The European Commission’s proposal appears to be an improvement over the ECJ’s interpretation that the Brussels Regulation prohibits anti-suit injunctions. The lis pendens rule removes discretion from the non-seat court to do anything but stay the proceeding or decline jurisdiction. This creates a strong disincentive to parties who might otherwise be inclined to start a torpedo action. So while it is not clear how the lis pendens rule would work in all circumstances, and there would likely be certain case by case exceptions as to how it would actually apply in practice, it may well reduce incentives for abuse and improve predictability and efficiency in arbitration.
The lis pendens rule will only apply within Europe, among European Union Member States. But are there any lessons to be learned for international arbitration generally? Would it be useful, for example, for UNCITRAL or UNIDROIT to draw up non-binding Principles of International Arbitration that, in cases of parallel proceedings, would encourage courts to stay proceedings or decline jurisdiction in favor of the court or tribunal at the seat of arbitration? Although rules of comity already encourage courts not to interfere with the jurisdiction of other courts by not granting anti-suit injunctions, more deference to the court of the seat could be useful.

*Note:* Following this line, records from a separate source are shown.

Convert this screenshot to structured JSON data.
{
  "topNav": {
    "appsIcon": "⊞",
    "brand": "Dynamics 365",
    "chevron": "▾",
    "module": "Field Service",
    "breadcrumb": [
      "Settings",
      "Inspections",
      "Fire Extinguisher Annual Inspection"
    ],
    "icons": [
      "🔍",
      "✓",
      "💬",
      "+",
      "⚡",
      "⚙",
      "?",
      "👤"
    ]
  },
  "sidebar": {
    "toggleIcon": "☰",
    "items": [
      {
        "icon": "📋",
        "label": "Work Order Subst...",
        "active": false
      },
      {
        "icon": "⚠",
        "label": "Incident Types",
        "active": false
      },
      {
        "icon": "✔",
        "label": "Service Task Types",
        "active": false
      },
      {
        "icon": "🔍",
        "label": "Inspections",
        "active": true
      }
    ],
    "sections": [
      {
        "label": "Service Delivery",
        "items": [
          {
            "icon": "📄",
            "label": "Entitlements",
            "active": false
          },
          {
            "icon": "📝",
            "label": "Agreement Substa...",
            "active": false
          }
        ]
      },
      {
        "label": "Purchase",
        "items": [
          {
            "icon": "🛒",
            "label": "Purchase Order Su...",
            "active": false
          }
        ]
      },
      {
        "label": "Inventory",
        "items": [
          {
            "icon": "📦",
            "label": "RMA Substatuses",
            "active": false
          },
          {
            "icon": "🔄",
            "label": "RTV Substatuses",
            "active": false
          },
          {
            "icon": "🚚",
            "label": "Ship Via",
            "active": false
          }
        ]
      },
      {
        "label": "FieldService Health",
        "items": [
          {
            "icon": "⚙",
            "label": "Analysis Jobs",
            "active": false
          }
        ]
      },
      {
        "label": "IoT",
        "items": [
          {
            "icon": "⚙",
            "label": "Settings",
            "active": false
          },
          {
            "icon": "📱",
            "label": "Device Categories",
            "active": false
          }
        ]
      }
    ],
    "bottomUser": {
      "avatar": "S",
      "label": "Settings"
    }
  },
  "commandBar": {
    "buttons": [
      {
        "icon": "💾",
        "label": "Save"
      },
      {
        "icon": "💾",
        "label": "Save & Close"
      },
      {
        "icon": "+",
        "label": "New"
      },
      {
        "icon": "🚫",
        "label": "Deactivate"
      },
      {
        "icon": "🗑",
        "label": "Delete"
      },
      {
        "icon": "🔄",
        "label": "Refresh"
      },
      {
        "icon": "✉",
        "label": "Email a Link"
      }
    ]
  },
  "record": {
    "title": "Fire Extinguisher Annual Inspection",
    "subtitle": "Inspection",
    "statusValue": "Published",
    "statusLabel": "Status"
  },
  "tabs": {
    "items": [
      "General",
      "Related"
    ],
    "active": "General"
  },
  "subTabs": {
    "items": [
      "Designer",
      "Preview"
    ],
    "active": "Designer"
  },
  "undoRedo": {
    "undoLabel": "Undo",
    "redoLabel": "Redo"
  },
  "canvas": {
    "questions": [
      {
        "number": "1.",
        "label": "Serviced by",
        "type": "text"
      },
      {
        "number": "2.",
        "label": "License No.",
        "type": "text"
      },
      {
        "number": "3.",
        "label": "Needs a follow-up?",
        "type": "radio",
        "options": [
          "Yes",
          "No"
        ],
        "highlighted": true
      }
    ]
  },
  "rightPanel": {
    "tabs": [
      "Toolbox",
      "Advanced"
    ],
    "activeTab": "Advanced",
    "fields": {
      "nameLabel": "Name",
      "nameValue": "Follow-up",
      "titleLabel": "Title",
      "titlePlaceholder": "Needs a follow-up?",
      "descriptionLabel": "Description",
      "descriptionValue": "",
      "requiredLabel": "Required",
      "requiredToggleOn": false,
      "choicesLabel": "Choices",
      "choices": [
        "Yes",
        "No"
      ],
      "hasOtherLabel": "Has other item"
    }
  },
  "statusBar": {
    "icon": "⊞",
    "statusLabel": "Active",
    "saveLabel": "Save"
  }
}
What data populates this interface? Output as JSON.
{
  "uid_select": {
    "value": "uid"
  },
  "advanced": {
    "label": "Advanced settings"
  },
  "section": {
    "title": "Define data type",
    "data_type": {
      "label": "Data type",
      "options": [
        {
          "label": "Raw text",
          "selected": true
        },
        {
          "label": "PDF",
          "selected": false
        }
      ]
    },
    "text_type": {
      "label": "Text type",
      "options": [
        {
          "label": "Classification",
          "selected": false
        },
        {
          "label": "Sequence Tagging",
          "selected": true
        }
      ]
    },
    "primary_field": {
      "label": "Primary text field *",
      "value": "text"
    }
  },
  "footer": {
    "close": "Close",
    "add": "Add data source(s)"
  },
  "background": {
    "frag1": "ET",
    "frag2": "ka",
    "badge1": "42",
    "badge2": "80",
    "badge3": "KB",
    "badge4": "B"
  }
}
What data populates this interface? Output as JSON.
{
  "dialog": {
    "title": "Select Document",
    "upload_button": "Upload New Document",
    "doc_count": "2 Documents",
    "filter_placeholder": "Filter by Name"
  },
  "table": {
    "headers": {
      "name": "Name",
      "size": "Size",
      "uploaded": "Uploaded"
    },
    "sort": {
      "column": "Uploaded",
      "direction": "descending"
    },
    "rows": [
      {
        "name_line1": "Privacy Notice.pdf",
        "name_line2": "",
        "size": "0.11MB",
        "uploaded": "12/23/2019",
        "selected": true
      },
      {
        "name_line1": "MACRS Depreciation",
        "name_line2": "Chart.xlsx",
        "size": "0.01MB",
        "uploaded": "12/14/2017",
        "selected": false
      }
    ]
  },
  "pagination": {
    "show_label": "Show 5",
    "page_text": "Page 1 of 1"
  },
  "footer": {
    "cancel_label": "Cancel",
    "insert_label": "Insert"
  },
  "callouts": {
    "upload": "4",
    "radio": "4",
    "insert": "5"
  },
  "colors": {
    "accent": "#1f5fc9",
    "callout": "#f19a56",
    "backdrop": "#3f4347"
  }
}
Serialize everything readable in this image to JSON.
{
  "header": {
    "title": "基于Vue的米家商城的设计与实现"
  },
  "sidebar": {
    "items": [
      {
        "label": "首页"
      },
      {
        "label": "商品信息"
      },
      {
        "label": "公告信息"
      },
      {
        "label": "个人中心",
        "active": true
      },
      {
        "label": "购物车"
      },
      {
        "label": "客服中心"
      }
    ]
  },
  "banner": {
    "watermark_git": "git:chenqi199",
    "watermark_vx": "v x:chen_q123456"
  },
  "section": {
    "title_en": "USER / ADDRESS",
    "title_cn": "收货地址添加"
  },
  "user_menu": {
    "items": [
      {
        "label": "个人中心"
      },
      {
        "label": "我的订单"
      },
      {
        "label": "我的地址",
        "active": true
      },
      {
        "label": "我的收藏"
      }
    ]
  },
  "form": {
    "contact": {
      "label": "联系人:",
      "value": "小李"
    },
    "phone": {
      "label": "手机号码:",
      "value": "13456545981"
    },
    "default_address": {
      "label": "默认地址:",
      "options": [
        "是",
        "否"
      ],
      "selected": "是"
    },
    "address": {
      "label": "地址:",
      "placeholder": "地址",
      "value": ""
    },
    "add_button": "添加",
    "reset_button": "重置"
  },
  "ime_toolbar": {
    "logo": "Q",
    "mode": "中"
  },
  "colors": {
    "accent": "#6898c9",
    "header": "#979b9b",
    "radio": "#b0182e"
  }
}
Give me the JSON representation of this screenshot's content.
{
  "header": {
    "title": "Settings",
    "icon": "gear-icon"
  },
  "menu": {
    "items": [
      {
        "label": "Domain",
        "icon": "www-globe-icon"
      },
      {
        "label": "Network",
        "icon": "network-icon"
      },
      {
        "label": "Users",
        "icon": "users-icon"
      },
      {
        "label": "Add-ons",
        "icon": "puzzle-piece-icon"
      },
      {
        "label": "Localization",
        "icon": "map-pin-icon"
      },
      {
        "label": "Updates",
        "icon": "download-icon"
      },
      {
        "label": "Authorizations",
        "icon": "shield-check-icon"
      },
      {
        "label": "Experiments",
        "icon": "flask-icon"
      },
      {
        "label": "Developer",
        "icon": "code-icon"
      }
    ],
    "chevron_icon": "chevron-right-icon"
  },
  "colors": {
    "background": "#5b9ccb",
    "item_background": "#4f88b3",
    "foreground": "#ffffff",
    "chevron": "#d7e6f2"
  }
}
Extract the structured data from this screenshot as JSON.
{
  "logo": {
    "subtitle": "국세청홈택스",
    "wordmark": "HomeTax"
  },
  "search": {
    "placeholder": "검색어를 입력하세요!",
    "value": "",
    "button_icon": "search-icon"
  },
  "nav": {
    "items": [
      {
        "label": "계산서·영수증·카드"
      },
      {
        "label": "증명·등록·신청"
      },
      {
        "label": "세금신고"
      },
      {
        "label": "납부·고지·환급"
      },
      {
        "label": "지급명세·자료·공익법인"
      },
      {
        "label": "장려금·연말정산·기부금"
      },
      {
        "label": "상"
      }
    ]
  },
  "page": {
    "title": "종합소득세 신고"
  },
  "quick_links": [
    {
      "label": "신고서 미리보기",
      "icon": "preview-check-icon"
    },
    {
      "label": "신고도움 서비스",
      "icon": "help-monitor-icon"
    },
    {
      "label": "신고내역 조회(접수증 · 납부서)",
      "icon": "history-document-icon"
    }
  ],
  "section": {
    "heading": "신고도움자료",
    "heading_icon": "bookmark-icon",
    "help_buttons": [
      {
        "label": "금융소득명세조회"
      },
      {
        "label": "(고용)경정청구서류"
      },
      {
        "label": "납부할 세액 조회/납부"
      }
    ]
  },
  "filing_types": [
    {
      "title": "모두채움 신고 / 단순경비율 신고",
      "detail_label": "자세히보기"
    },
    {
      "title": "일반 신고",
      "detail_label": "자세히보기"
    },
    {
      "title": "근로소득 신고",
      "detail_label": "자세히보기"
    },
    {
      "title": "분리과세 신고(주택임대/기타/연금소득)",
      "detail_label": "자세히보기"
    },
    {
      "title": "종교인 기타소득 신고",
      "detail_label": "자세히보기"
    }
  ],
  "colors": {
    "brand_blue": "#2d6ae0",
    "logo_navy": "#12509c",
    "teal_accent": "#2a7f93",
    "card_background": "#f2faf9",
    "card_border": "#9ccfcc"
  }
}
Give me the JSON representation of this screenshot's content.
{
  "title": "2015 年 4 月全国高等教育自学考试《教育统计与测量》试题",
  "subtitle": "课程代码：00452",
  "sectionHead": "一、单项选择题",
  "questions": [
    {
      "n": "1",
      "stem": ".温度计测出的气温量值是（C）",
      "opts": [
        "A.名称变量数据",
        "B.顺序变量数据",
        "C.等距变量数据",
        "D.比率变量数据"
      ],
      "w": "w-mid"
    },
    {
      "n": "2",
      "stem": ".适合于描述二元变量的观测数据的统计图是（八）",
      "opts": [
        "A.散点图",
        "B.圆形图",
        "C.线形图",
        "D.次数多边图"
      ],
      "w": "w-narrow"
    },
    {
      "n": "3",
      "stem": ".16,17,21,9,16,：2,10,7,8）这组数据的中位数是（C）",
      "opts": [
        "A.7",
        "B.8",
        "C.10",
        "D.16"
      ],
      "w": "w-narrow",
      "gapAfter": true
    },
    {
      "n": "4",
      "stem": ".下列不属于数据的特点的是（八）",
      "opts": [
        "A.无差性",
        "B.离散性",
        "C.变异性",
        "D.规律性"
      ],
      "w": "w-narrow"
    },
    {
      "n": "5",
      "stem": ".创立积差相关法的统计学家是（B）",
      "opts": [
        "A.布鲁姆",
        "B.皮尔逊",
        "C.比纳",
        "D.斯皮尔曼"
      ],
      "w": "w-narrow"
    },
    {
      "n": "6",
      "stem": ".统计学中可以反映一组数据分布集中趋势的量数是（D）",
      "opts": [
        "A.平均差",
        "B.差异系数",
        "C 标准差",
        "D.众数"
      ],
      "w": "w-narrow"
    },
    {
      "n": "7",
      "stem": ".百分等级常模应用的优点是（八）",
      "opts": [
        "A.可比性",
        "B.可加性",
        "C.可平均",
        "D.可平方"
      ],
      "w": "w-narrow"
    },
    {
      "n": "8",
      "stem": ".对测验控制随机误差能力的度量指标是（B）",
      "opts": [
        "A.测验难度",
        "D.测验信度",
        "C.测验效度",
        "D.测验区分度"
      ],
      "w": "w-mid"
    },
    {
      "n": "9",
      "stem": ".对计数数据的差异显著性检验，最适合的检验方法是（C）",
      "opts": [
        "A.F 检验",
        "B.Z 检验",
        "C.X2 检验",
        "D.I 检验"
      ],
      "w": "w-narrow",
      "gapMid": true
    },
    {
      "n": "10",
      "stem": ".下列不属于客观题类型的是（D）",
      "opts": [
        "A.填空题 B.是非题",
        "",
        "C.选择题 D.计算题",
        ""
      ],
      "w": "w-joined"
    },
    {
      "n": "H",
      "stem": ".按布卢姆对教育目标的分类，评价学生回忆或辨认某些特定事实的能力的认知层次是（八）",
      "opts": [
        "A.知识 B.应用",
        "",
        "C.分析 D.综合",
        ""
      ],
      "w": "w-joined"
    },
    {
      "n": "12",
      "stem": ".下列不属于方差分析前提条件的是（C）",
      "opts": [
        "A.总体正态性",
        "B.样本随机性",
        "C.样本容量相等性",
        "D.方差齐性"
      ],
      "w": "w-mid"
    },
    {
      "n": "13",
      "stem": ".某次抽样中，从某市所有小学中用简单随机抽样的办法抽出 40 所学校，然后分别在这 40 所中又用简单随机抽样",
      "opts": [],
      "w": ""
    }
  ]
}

This idea has already been developed in the U.S. and elsewhere to some extent, by means of the concept of “primary” and “secondary” jurisdiction. This concept comes from the New York Convention, where the language has been read to give the court of the seat preferential status, at least to procedural matters (V(1)(d)) and to the setting aside of awards (V(1)(e)).
A court with the jurisdiction to annul or set aside an award is said to have “primary” jurisdiction, while other courts are said to have “secondary” jurisdiction. So it would not be a giant step to encourage an international perspective that would consider the court at the seat of arbitration to also have primary jurisdiction on the question of the validity of the arbitration agreement.
Any development of such a preference or presumption, however, must await the question of whether the European Commission’s lis pendens proposal becomes law, and if it does, how well it actually works in practice. If the rule appears to eliminate many of the abuses which stem from parallel proceedings, then it may be worth considering whether working toward a similar rule in the international arena would support a more effective and efficient framework for arbitration.